Apple's ultra wideband U1 chip
Apple's phones, key fobs and tracking tags. It's been used in other fields for a while now.is the company's first use of sophisticated location-tracking technology that's faster, more precise and more secure than GPS-based location tracking. It can better pinpoint the exact location of
One use case is in the NFL: Football players have UWB transmitters in their shoulder pads to precisely locate a football for instant replay animations. The U1 chip's UWB technology works a bit like radar, using small transmitters to send out lots of little pulses across a wide array of radio waves in varying intensity, then measuring how long it takes the pulses to travel.
By building UWB into the smart home product features, and possibly its rumored ., Apple is looking to incorporate this location technology to get faster user-to-user sharing, new
"With U1 and iOS 13, you can point your iPhone toward someone else's, and AirDrop will prioritize that device so you can share files faster. And that's just the beginning," Apple says.
Since UWB works faster than Bluetooth and includes cryptographic protections to make it more secure, other conceivable uses of a UWB chip could be unlocking your car door simply by approaching it while carrying your phone, locating a lost pet wearing a UWB tag, or shifting your smart home's lighting and sound just by walking through it.
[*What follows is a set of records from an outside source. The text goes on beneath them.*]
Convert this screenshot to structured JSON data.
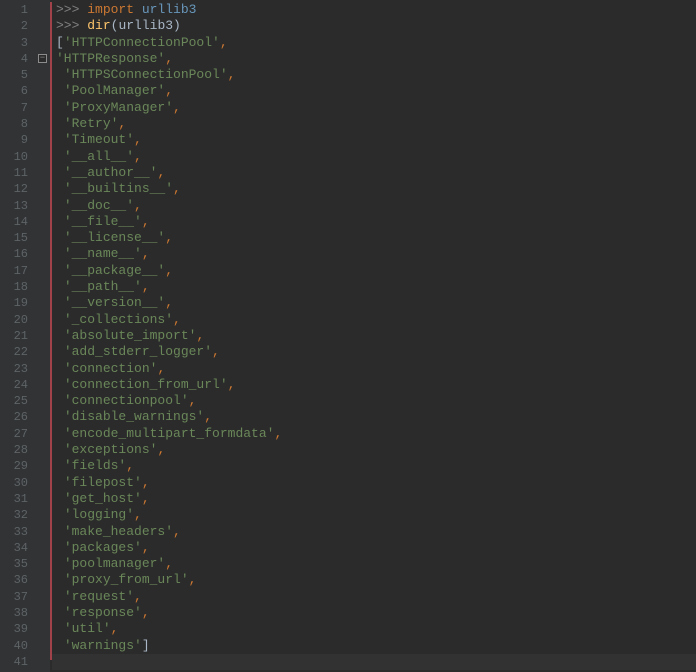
{
  "lines": [
    [
      {
        "c": "tok-prompt",
        "t": ">>> "
      },
      {
        "c": "tok-keyword",
        "t": "import"
      },
      {
        "c": "tok-ident",
        "t": " "
      },
      {
        "c": "tok-module",
        "t": "urllib3"
      }
    ],
    [
      {
        "c": "tok-prompt",
        "t": ">>> "
      },
      {
        "c": "tok-func",
        "t": "dir"
      },
      {
        "c": "tok-paren",
        "t": "("
      },
      {
        "c": "tok-ident",
        "t": "urllib3"
      },
      {
        "c": "tok-paren",
        "t": ")"
      }
    ],
    [
      {
        "c": "tok-open",
        "t": "["
      },
      {
        "c": "tok-str",
        "t": "'HTTPConnectionPool'"
      },
      {
        "c": "tok-punct",
        "t": ","
      }
    ],
    [
      {
        "c": "tok-str",
        "t": "'HTTPResponse'"
      },
      {
        "c": "tok-punct",
        "t": ","
      }
    ],
    [
      {
        "c": "tok-ident",
        "t": " "
      },
      {
        "c": "tok-str",
        "t": "'HTTPSConnectionPool'"
      },
      {
        "c": "tok-punct",
        "t": ","
      }
    ],
    [
      {
        "c": "tok-ident",
        "t": " "
      },
      {
        "c": "tok-str",
        "t": "'PoolManager'"
      },
      {
        "c": "tok-punct",
        "t": ","
      }
    ],
    [
      {
        "c": "tok-ident",
        "t": " "
      },
      {
        "c": "tok-str",
        "t": "'ProxyManager'"
      },
      {
        "c": "tok-punct",
        "t": ","
      }
    ],
    [
      {
        "c": "tok-ident",
        "t": " "
      },
      {
        "c": "tok-str",
        "t": "'Retry'"
      },
      {
        "c": "tok-punct",
        "t": ","
      }
    ],
    [
      {
        "c": "tok-ident",
        "t": " "
      },
      {
        "c": "tok-str",
        "t": "'Timeout'"
      },
      {
        "c": "tok-punct",
        "t": ","
      }
    ],
    [
      {
        "c": "tok-ident",
        "t": " "
      },
      {
        "c": "tok-str",
        "t": "'__all__'"
      },
      {
        "c": "tok-punct",
        "t": ","
      }
    ],
    [
      {
        "c": "tok-ident",
        "t": " "
      },
      {
        "c": "tok-str",
        "t": "'__author__'"
      },
      {
        "c": "tok-punct",
        "t": ","
      }
    ],
    [
      {
        "c": "tok-ident",
        "t": " "
      },
      {
        "c": "tok-str",
        "t": "'__builtins__'"
      },
      {
        "c": "tok-punct",
        "t": ","
      }
    ],
    [
      {
        "c": "tok-ident",
        "t": " "
      },
      {
        "c": "tok-str",
        "t": "'__doc__'"
      },
      {
        "c": "tok-punct",
        "t": ","
      }
    ],
    [
      {
        "c": "tok-ident",
        "t": " "
      },
      {
        "c": "tok-str",
        "t": "'__file__'"
      },
      {
        "c": "tok-punct",
        "t": ","
      }
    ],
    [
      {
        "c": "tok-ident",
        "t": " "
      },
      {
        "c": "tok-str",
        "t": "'__license__'"
      },
      {
        "c": "tok-punct",
        "t": ","
      }
    ],
    [
      {
        "c": "tok-ident",
        "t": " "
      },
      {
        "c": "tok-str",
        "t": "'__name__'"
      },
      {
        "c": "tok-punct",
        "t": ","
      }
    ],
    [
      {
        "c": "tok-ident",
        "t": " "
      },
      {
        "c": "tok-str",
        "t": "'__package__'"
      },
      {
        "c": "tok-punct",
        "t": ","
      }
    ],
    [
      {
        "c": "tok-ident",
        "t": " "
      },
      {
        "c": "tok-str",
        "t": "'__path__'"
      },
      {
        "c": "tok-punct",
        "t": ","
      }
    ],
    [
      {
        "c": "tok-ident",
        "t": " "
      },
      {
        "c": "tok-str",
        "t": "'__version__'"
      },
      {
        "c": "tok-punct",
        "t": ","
      }
    ],
    [
      {
        "c": "tok-ident",
        "t": " "
      },
      {
        "c": "tok-str",
        "t": "'_collections'"
      },
      {
        "c": "tok-punct",
        "t": ","
      }
    ],
    [
      {
        "c": "tok-ident",
        "t": " "
      },
      {
        "c": "tok-str",
        "t": "'absolute_import'"
      },
      {
        "c": "tok-punct",
        "t": ","
      }
    ],
    [
      {
        "c": "tok-ident",
        "t": " "
      },
      {
        "c": "tok-str",
        "t": "'add_stderr_logger'"
      },
      {
        "c": "tok-punct",
        "t": ","
      }
    ],
    [
      {
        "c": "tok-ident",
        "t": " "
      },
      {
        "c": "tok-str",
        "t": "'connection'"
      },
      {
        "c": "tok-punct",
        "t": ","
      }
    ],
    [
      {
        "c": "tok-ident",
        "t": " "
      },
      {
        "c": "tok-str",
        "t": "'connection_from_url'"
      },
      {
        "c": "tok-punct",
        "t": ","
      }
    ],
    [
      {
        "c": "tok-ident",
        "t": " "
      },
      {
        "c": "tok-str",
        "t": "'connectionpool'"
      },
      {
        "c": "tok-punct",
        "t": ","
      }
    ],
    [
      {
        "c": "tok-ident",
        "t": " "
      },
      {
        "c": "tok-str",
        "t": "'disable_warnings'"
      },
      {
        "c": "tok-punct",
        "t": ","
      }
    ],
    [
      {
        "c": "tok-ident",
        "t": " "
      },
      {
        "c": "tok-str",
        "t": "'encode_multipart_formdata'"
      },
      {
        "c": "tok-punct",
        "t": ","
      }
    ],
    [
      {
        "c": "tok-ident",
        "t": " "
      },
      {
        "c": "tok-str",
        "t": "'exceptions'"
      },
      {
        "c": "tok-punct",
        "t": ","
      }
    ],
    [
      {
        "c": "tok-ident",
        "t": " "
      },
      {
        "c": "tok-str",
        "t": "'fields'"
      },
      {
        "c": "tok-punct",
        "t": ","
      }
    ],
    [
      {
        "c": "tok-ident",
        "t": " "
      },
      {
        "c": "tok-str",
        "t": "'filepost'"
      },
      {
        "c": "tok-punct",
        "t": ","
      }
    ],
    [
      {
        "c": "tok-ident",
        "t": " "
      },
      {
        "c": "tok-str",
        "t": "'get_host'"
      },
      {
        "c": "tok-punct",
        "t": ","
      }
    ],
    [
      {
        "c": "tok-ident",
        "t": " "
      },
      {
        "c": "tok-str",
        "t": "'logging'"
      },
      {
        "c": "tok-punct",
        "t": ","
      }
    ],
    [
      {
        "c": "tok-ident",
        "t": " "
      },
      {
        "c": "tok-str",
        "t": "'make_headers'"
      },
      {
        "c": "tok-punct",
        "t": ","
      }
    ],
    [
      {
        "c": "tok-ident",
        "t": " "
      },
      {
        "c": "tok-str",
        "t": "'packages'"
      },
      {
        "c": "tok-punct",
        "t": ","
      }
    ],
    [
      {
        "c": "tok-ident",
        "t": " "
      },
      {
        "c": "tok-str",
        "t": "'poolmanager'"
      },
      {
        "c": "tok-punct",
        "t": ","
      }
    ],
    [
      {
        "c": "tok-ident",
        "t": " "
      },
      {
        "c": "tok-str",
        "t": "'proxy_from_url'"
      },
      {
        "c": "tok-punct",
        "t": ","
      }
    ],
    [
      {
        "c": "tok-ident",
        "t": " "
      },
      {
        "c": "tok-str",
        "t": "'request'"
      },
      {
        "c": "tok-punct",
        "t": ","
      }
    ],
    [
      {
        "c": "tok-ident",
        "t": " "
      },
      {
        "c": "tok-str",
        "t": "'response'"
      },
      {
        "c": "tok-punct",
        "t": ","
      }
    ],
    [
      {
        "c": "tok-ident",
        "t": " "
      },
      {
        "c": "tok-str",
        "t": "'util'"
      },
      {
        "c": "tok-punct",
        "t": ","
      }
    ],
    [
      {
        "c": "tok-ident",
        "t": " "
      },
      {
        "c": "tok-str",
        "t": "'warnings'"
      },
      {
        "c": "tok-open",
        "t": "]"
      }
    ],
    []
  ],
  "fold_line": 4,
  "line_count": 41
}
Verizon's 5G Ultra Wideband
In rolling out its promised 5G network, Verizon is laying a confusing claim to the words " ."
"5G Ultra Wideband is our brand name for our 5G service," said Verizon spokesman Kevin King. "It's not a technology."
of cellular technology, which promises to greatly enhance the speed, coverage and responsiveness of wireless networks. Verizon's 5G network speeds were found in tests to be 10 to 100 times faster than a typical cellular connection, at more than 1 gigabit per second. That's also faster than physical fiber-optic cable internet.
5G works by sending signals through an extremely high frequency in the electromagnetic spectrum, called millimeter wave (aka mmWave). It's within the radio wave range, where most all of our broadcasting and mobile devices' information travels. The longer the wavelength, the lower the frequency, and the lower the bandwidth.
You can climb right up the electromagnetic radio wave range until you get into 5G territory where wavelengths are very short -- about 1 to 10 millimeters -- and the bandwidth is very large. The tradeoff is that your signal is going to travel shorter distances and be more finicky, which is why you need a lot of little transmitter towers, which are considered a type of "small cells" (most are only a couple of feet tall, and closer to the 5G device in your hands).
Mobile carriers have to contract with the government in order to get access rights to a part of the radio spectrum, in the US and other countries. And as mobile carriers race to deploy 5G networks, each is looking to stand out from their competitors.
In Verizon's case, that means using a mixture of internet technologies: It's bested some competitors to get a range of mmWave spectrum (some higher parts of the 5G range, some lower), then combine it with an end-to-end fiber network, and a lot of small cells. Hinting at this mixture of different bandwidths, Verizon called its particular 5G deployment concoction "Ultra Wideband."